• **DATASET RECORDS**
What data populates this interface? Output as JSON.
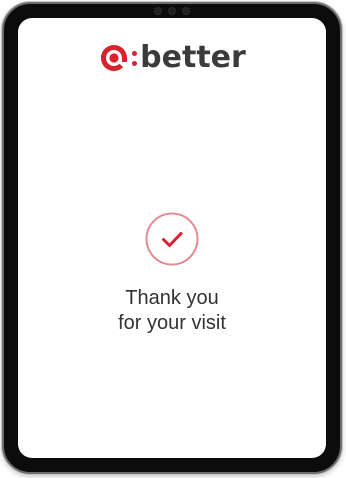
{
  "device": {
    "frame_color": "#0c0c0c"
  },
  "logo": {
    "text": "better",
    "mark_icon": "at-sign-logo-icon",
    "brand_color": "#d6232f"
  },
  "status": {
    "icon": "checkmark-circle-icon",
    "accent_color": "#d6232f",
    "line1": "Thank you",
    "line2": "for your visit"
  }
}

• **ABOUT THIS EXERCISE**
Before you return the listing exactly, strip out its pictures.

• **RESPONSE**
What data populates this interface? Output as JSON.
{
  "device": {
    "frame_color": "#0c0c0c"
  },
  "logo": {
    "text": "better",
    "mark_icon": "at-sign-logo-icon",
    "brand_color": "#d6232f"
  },
  "status": {
    "icon": "checkmark-circle-icon",
    "accent_color": "#d6232f",
    "line1": "Thank you",
    "line2": "for your visit"
  }
}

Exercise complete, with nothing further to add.